It was so simple. Take a small flake of graphite and put it on piece of regular old Scotch tape. Pinch it in between the tape, peeling off layer after layer until it leaves only the vaguest, most transparent of marks. Transfer those dustings onto a chip; stick the chip under the microscope.
Congratulations, you've just made graphene—the strongest material humans are aware of. It's only one layer of atoms thick, which means to slice it any thinner would require dividing atoms into their elementary particles.
We live in a 3-dimensional world. My physics intuition, developed over the last thirty years, told me that this material shouldn't exist. And if you had asked 99.9% of scientists around the world they would have said the idea of a 2D material was rubbish and that graphene shouldn't exist.
But it is possible to make it. The problem now is that it's not exactly practical.
Any of these (and there are so many other) applications, though, require more than a tiny flake of graphene, and scaling up production requires something other than a really big piece of scotch tape.
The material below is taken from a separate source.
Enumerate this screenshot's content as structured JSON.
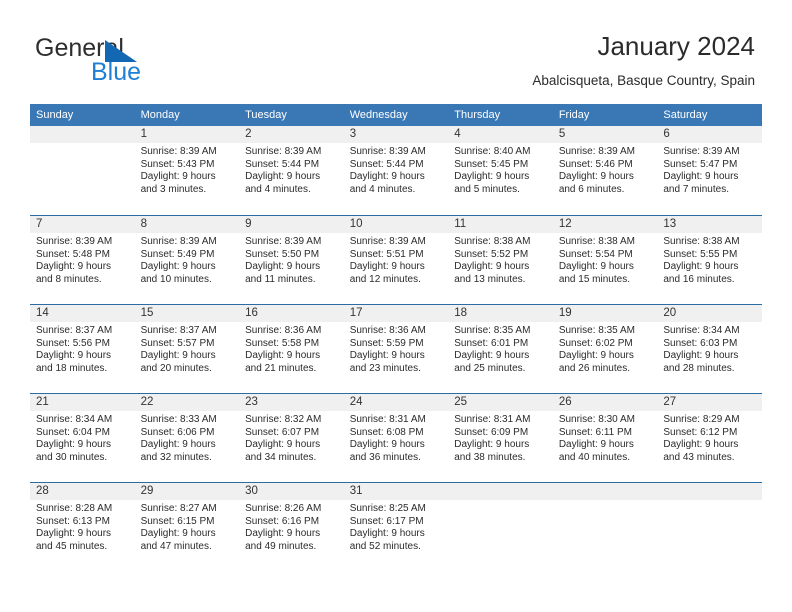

As Nature reported last year, when manufacturers rely on the tape method, "just one micrometre-sized flake made in this way can cost more than $1,000 — making [graphene], gram for gram, one of the most expensive materials on Earth."